**TASK DETAILS:**
Make an exact copy of all the entries shown below.

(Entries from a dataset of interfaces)
+++

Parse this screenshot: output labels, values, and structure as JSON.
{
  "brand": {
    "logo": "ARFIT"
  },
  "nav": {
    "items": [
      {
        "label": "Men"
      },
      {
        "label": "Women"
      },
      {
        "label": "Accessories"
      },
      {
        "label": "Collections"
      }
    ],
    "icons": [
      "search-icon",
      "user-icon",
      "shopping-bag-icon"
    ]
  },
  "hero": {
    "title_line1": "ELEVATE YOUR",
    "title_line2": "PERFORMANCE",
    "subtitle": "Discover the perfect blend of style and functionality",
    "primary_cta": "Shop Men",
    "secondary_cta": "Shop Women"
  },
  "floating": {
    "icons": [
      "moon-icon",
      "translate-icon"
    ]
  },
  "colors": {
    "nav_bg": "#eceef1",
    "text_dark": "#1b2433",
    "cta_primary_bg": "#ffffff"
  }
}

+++

**COMPLETED EXERCISE:**
Parse this screenshot: output labels, values, and structure as JSON.
{
  "brand": {
    "logo": "ARFIT"
  },
  "nav": {
    "items": [
      {
        "label": "Men"
      },
      {
        "label": "Women"
      },
      {
        "label": "Accessories"
      },
      {
        "label": "Collections"
      }
    ],
    "icons": [
      "search-icon",
      "user-icon",
      "shopping-bag-icon"
    ]
  },
  "hero": {
    "title_line1": "ELEVATE YOUR",
    "title_line2": "PERFORMANCE",
    "subtitle": "Discover the perfect blend of style and functionality",
    "primary_cta": "Shop Men",
    "secondary_cta": "Shop Women"
  },
  "floating": {
    "icons": [
      "moon-icon",
      "translate-icon"
    ]
  },
  "colors": {
    "nav_bg": "#eceef1",
    "text_dark": "#1b2433",
    "cta_primary_bg": "#ffffff"
  }
}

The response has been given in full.